◆ **Stored data**:
>>

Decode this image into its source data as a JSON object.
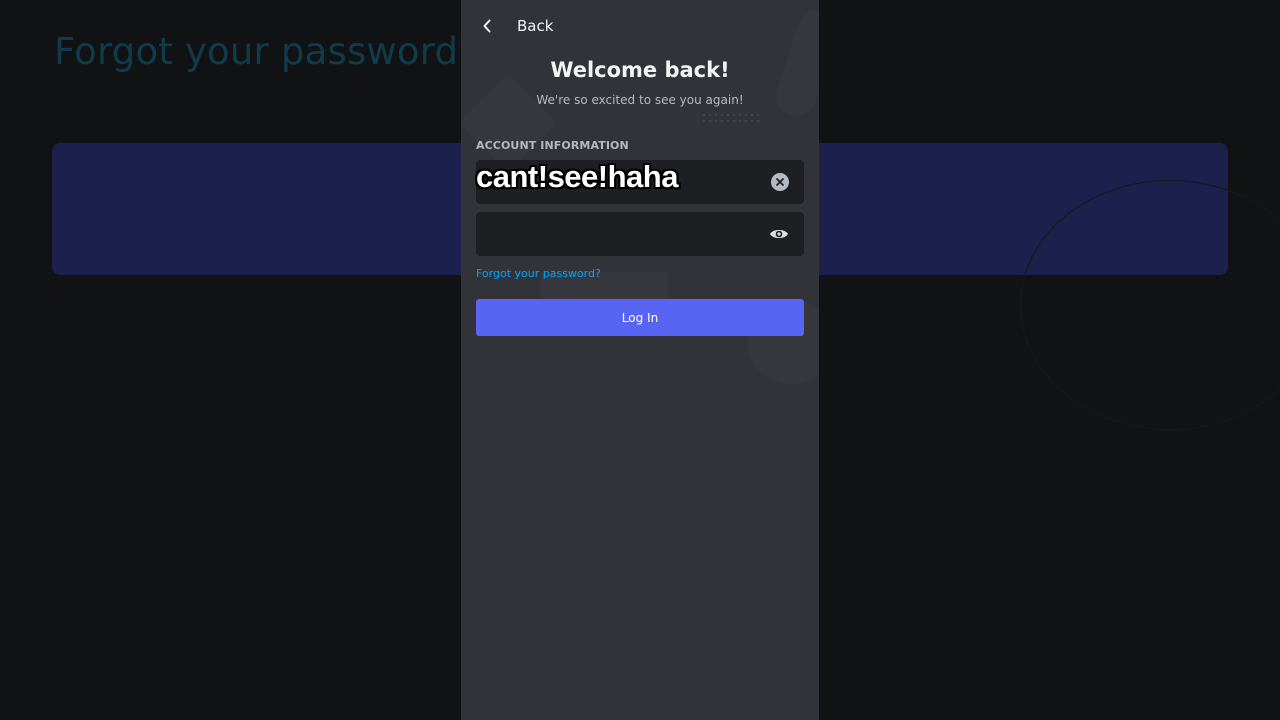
{
  "background": {
    "title": "Forgot your password?"
  },
  "header": {
    "back_label": "Back",
    "back_icon": "chevron-left-icon"
  },
  "main": {
    "title": "Welcome back!",
    "subtitle": "We're so excited to see you again!",
    "section_label": "ACCOUNT INFORMATION"
  },
  "form": {
    "username_value": "cant!see!haha",
    "username_clear_icon": "clear-circle-icon",
    "password_value": "",
    "password_visibility_icon": "eye-icon",
    "forgot_link": "Forgot your password?",
    "login_label": "Log In"
  },
  "colors": {
    "accent": "#5865f2",
    "link": "#00a8fc",
    "panel": "#313338",
    "input": "#1e1f22",
    "backdrop": "#111214"
  }
}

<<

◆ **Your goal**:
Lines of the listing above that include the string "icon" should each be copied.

◆ **Response for this exercise**:
    "back_icon": "chevron-left-icon"
    "username_clear_icon": "clear-circle-icon",
    "password_visibility_icon": "eye-icon",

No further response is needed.